The fact is that we don't have the same outlooks, likes, dislikes, levels of energy, personalities, and patience. What is perfectly fine for me may not be so for you. I accept that. You just need to accept that all women aren't ready or willing to stay at home with their kids. Moreover, those who don't want to probably shouldn't. I just don't believe that one way is better than the other.

Posted by: Emily | December 20, 2006 4:13 PM

First of all, I *have* been a working mom. For eight years - longer than I've been a SAHM - I also went to graduate school during that time and was a single (divorced) parent for a portion of that time. I have plenty of energy and know what "outlook" is required to be successful as a working mother.

Second of all, I didn't say one way is better than the other nor did I say that all women would/should love being at home - I said that making the "this is boring" assumption often comes out of a belief that a) this is going to be boring b) I am beneath this and c) there's no way this is as worthwhile as working.

And third of all - my original statement was about being overwhelmed and how even a great part-time job doesn't alleviate all of the stress involved with trying to balance work and parenting. You yourself admitted that you are at times overwhelmed and that you sometimes complain about being too busy. Leslie says she's sometimes overwhelmed (and some other adjective that I can't remember since it was several weeks ago), yet she has a flexible part-time career that she enjoys, makes presumably a great salary, and is past the childbearing years so doesn't need benefits such as paid maternity leave. So if lucrative, flexible, enjoyable part-time careers are the answer to work-life balance, why is Leslie still overwhelmed?

Posted by: momof4 | December 21, 2006 10:15 AM

I meant to say "b) this is beneath me" in my post above!!! Doesn't make much sense the way I typed it. ;o)

Posted by: momof4 | December 21, 2006 10:20 AM

Momof4 - I am not trying to pick a battle with you, but I find this to be a very interesting conversation. First of all, I don't doubt your outlook or energy. To be perfectly honest, I think I was shooting from the hip with the energy comment -- I think it some ways, it takes more energy (both emotional and physical) be a SAHM. But my point is that every woman knows herself better than anyone else can know her. When I say that I am not suited to being at home, I know that this is true. I love work too much, and I would miss it. I would miss the mental stimulation, the social aspect, the routine, and certainly the knowledge that I am financially independent. And while I participate in a few volunteer activities at the school because I think this is a parent's obligation, I don't get the same kind of satisfaction from that as I do from work. I can't think of a way that I would be happier at home.

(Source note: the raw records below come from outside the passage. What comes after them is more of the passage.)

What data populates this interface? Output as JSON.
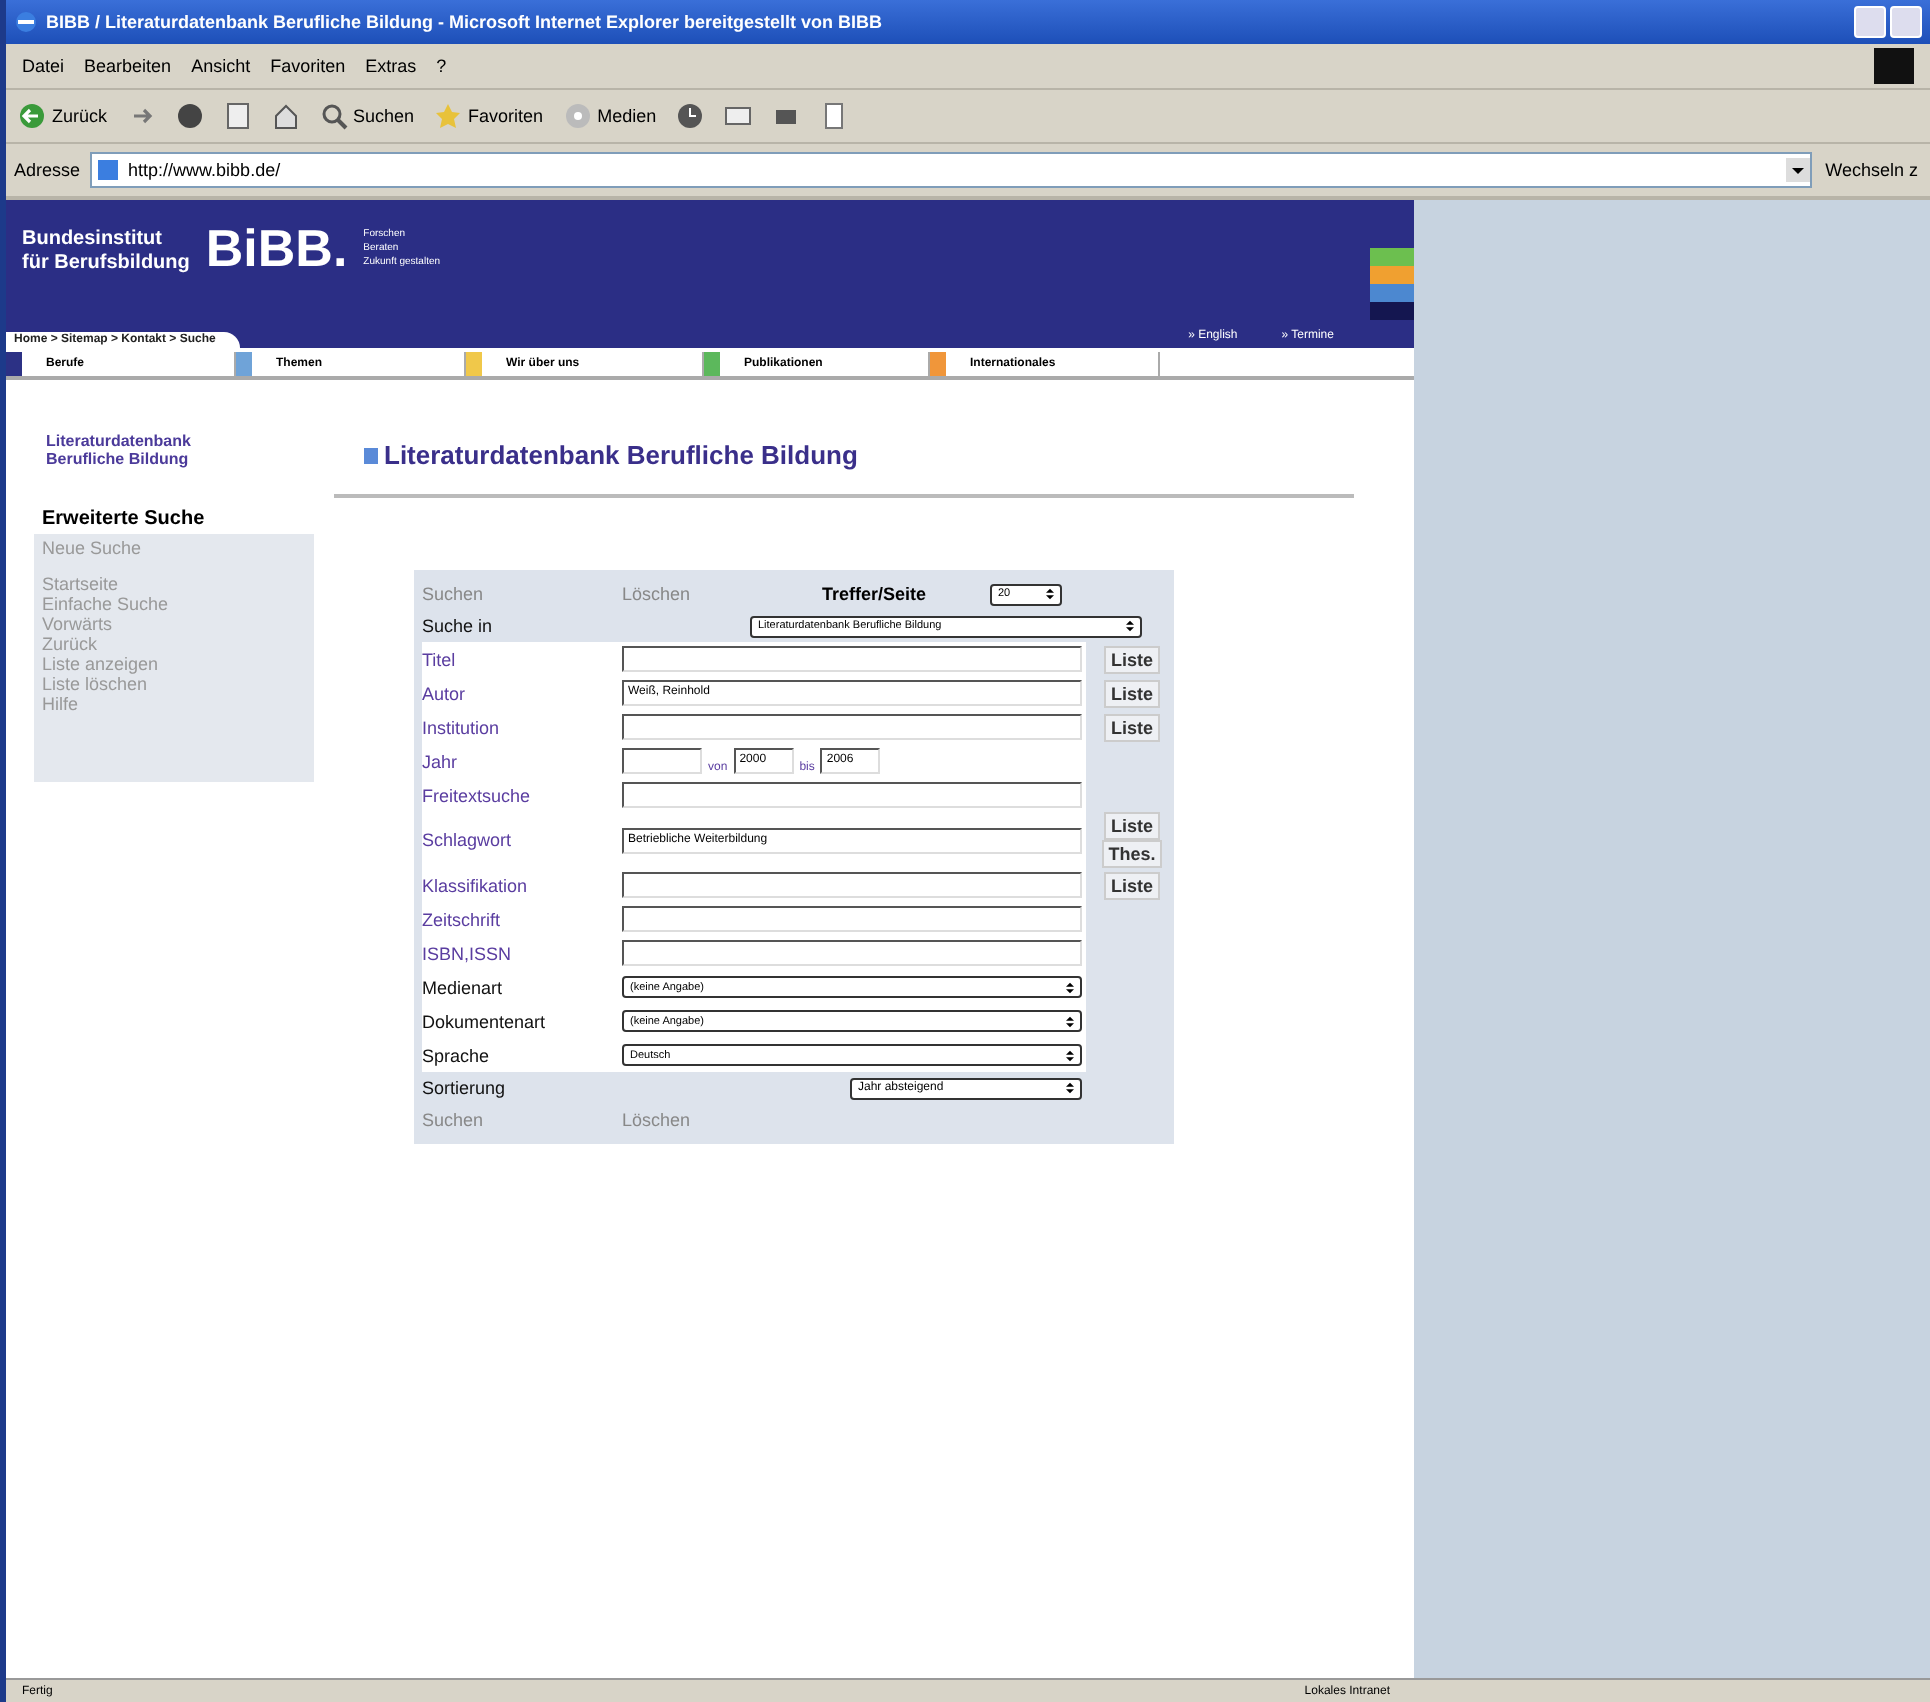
{
  "window": {
    "title": "BIBB / Literaturdatenbank Berufliche Bildung - Microsoft Internet Explorer bereitgestellt von BIBB"
  },
  "menu": [
    "Datei",
    "Bearbeiten",
    "Ansicht",
    "Favoriten",
    "Extras",
    "?"
  ],
  "toolbar": [
    {
      "kind": "back",
      "label": "Zurück"
    },
    {
      "kind": "forward"
    },
    {
      "kind": "stop"
    },
    {
      "kind": "refresh"
    },
    {
      "kind": "home"
    },
    {
      "kind": "search",
      "label": "Suchen"
    },
    {
      "kind": "favorites",
      "label": "Favoriten"
    },
    {
      "kind": "media",
      "label": "Medien"
    },
    {
      "kind": "history"
    },
    {
      "kind": "mail"
    },
    {
      "kind": "print"
    },
    {
      "kind": "edit"
    }
  ],
  "address": {
    "label": "Adresse",
    "value": "http://www.bibb.de/",
    "go": "Wechseln z"
  },
  "header": {
    "institute": [
      "Bundesinstitut",
      "für Berufsbildung"
    ],
    "logo": "BiBB.",
    "tagline": [
      "Forschen",
      "Beraten",
      "Zukunft gestalten"
    ],
    "breadcrumb": "Home > Sitemap > Kontakt > Suche",
    "links": [
      "» English",
      "» Termine"
    ]
  },
  "nav": [
    {
      "label": "Berufe",
      "color": "#2c3185"
    },
    {
      "label": "Themen",
      "color": "#6fa3d8"
    },
    {
      "label": "Wir über uns",
      "color": "#f0c84a"
    },
    {
      "label": "Publikationen",
      "color": "#5cb85c"
    },
    {
      "label": "Internationales",
      "color": "#f0963a"
    }
  ],
  "sidebar": {
    "title": "Literaturdatenbank Berufliche Bildung",
    "section": "Erweiterte Suche",
    "current": "Neue Suche",
    "items": [
      "Startseite",
      "Einfache Suche",
      "Vorwärts",
      "Zurück",
      "Liste anzeigen",
      "Liste löschen",
      "Hilfe"
    ]
  },
  "heading": "Literaturdatenbank Berufliche Bildung",
  "form": {
    "top_actions": [
      "Suchen",
      "Löschen"
    ],
    "hits_label": "Treffer/Seite",
    "hits_value": "20",
    "search_in_label": "Suche in",
    "search_in_value": "Literaturdatenbank Berufliche Bildung",
    "fields": [
      {
        "kind": "text",
        "label": "Titel",
        "buttons": [
          "Liste"
        ]
      },
      {
        "kind": "text",
        "label": "Autor",
        "value": "Weiß, Reinhold",
        "buttons": [
          "Liste"
        ]
      },
      {
        "kind": "text",
        "label": "Institution",
        "buttons": [
          "Liste"
        ]
      },
      {
        "kind": "year",
        "label": "Jahr",
        "from_label": "von",
        "from": "2000",
        "to_label": "bis",
        "to": "2006"
      },
      {
        "kind": "text",
        "label": "Freitextsuche"
      },
      {
        "kind": "text",
        "label": "Schlagwort",
        "value": "Betriebliche Weiterbildung",
        "buttons": [
          "Liste",
          "Thes."
        ]
      },
      {
        "kind": "text",
        "label": "Klassifikation",
        "buttons": [
          "Liste"
        ]
      },
      {
        "kind": "text",
        "label": "Zeitschrift"
      },
      {
        "kind": "text",
        "label": "ISBN,ISSN"
      },
      {
        "kind": "select",
        "label": "Medienart",
        "value": "(keine Angabe)"
      },
      {
        "kind": "select",
        "label": "Dokumentenart",
        "value": "(keine Angabe)"
      },
      {
        "kind": "select",
        "label": "Sprache",
        "value": "Deutsch"
      }
    ],
    "sort_label": "Sortierung",
    "sort_value": "Jahr absteigend",
    "bottom_actions": [
      "Suchen",
      "Löschen"
    ]
  },
  "status_bar": {
    "left": "Fertig",
    "right": "Lokales Intranet"
  }
}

Posted by: Emily | December 21, 2006 10:37 AM

"'The only clean way to fight is to attack the conclusion - not the motives.' Not true, because the conclusion was based on insufficient (nonexistent) evidence."

I'm not backing down on this one. It is neither fair nor reasonable to speculate on a persons motives and attack them, rather than their arguments. What's worse, it's not logically valid. A perfectly correct argument leading to a correct conclusion may be advanced by people wiht profoundly corrupt motives - and completely invalid arguments may be advanced by people with the most noble of motives.

If you think his assertions are garbage, then prove him wrong - don't call him names.

"In scientific inquiry, there is a hypothesis . . . But the conclusion is NEVER based on anything less than research, examination, analysis, and questioning."

And this is flat wrong. How many scientific researchers have been exposed as frauds over the last few years? Does a particular geneticists leap to mind? Do we really think that all scientists are Mr. Spock - above all base and irrational human emotions?

Posted by: Anonymous | December 22, 2006 10:05 AM

The comments to this entry are closed.

 
 

© 2007 The Washington Post Company